Return the number of lines below that contain "Output"; nothing else belongs in the reply.

##### DATA FOR REVIEW

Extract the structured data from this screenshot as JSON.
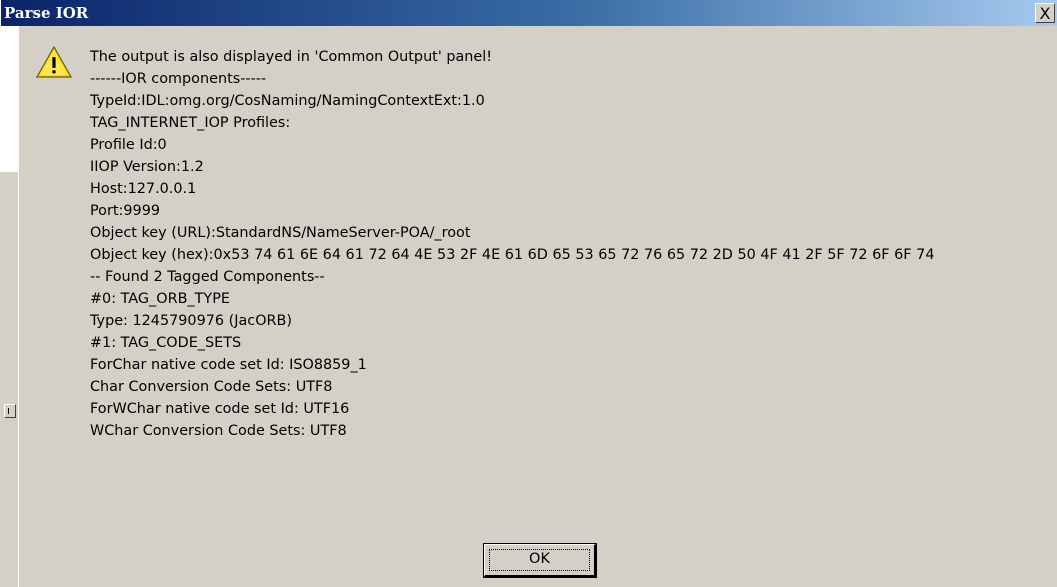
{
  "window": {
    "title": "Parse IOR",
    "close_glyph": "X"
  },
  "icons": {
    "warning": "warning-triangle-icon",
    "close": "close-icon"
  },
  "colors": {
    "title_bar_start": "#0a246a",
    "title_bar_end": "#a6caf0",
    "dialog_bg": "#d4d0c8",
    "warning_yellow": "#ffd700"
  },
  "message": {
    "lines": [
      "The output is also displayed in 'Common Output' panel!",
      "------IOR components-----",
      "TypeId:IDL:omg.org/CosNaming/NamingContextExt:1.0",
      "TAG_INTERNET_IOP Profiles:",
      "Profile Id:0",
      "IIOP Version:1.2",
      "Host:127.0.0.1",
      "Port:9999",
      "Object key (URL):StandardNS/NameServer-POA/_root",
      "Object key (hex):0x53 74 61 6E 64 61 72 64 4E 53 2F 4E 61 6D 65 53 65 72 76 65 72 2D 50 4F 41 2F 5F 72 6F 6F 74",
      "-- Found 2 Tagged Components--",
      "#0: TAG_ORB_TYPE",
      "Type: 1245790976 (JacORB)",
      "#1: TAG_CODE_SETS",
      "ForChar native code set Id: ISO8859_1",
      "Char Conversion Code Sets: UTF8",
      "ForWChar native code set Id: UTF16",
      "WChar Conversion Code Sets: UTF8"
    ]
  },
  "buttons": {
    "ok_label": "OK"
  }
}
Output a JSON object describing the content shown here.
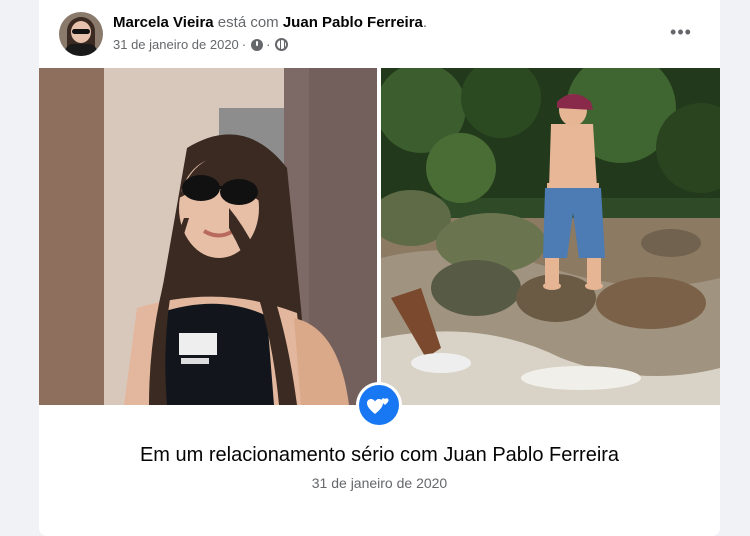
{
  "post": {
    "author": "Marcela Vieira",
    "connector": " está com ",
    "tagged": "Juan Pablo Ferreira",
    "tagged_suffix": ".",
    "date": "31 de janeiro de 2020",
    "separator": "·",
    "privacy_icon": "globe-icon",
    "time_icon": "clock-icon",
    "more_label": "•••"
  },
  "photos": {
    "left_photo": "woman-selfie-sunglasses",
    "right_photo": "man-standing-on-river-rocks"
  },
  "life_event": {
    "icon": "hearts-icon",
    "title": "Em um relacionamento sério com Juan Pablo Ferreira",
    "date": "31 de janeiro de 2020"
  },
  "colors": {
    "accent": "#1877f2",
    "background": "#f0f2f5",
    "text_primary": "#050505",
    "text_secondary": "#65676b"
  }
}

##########
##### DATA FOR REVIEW

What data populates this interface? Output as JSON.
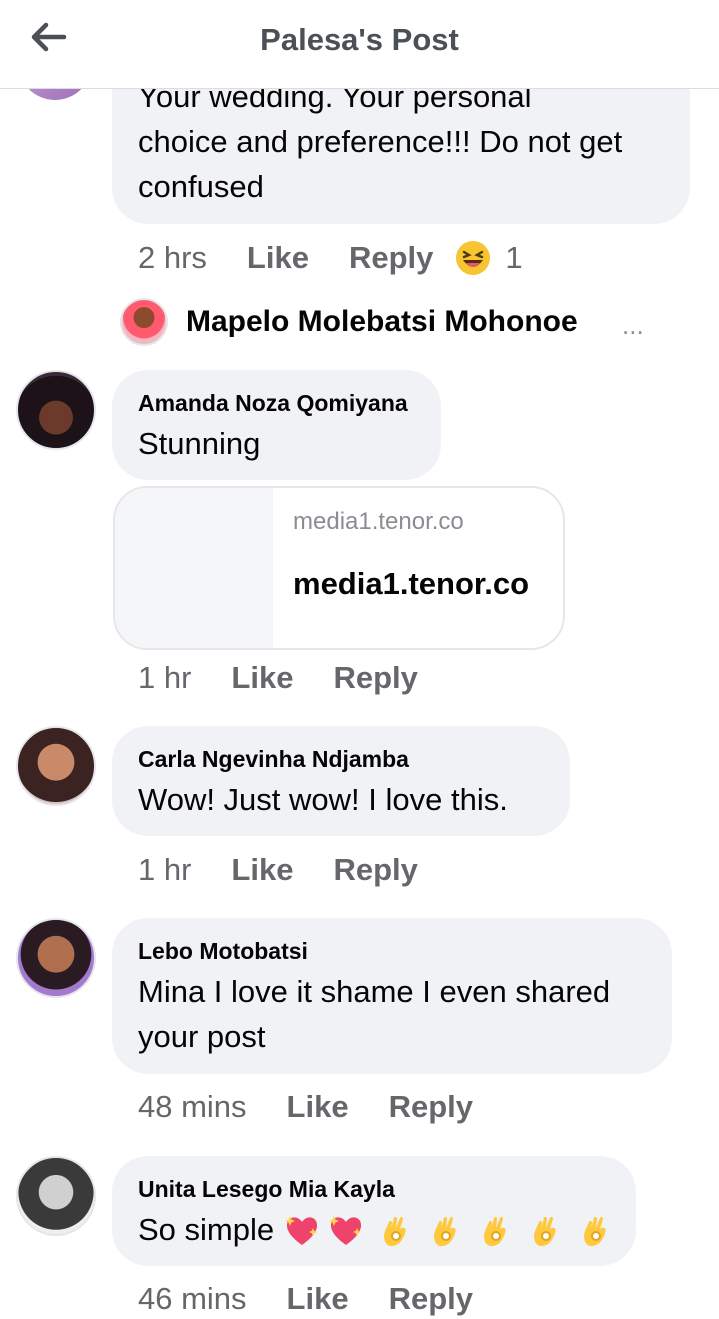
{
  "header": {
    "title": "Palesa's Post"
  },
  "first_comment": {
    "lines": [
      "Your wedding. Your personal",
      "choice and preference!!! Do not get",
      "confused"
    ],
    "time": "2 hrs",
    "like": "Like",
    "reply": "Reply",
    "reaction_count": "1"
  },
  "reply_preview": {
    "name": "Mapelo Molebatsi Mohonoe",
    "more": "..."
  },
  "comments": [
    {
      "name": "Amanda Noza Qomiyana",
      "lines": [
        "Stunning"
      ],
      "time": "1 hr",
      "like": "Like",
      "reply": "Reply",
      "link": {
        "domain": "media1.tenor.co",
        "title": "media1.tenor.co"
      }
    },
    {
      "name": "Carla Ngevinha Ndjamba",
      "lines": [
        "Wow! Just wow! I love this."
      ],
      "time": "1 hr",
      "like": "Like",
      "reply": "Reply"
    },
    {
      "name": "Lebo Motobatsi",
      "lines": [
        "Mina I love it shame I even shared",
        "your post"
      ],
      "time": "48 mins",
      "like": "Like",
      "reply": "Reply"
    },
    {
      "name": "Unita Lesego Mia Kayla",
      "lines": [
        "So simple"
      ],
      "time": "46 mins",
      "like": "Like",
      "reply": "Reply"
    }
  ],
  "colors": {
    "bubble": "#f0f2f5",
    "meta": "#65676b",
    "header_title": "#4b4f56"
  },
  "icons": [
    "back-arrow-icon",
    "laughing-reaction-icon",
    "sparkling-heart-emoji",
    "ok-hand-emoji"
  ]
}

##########

- [TASK ANSWER] 3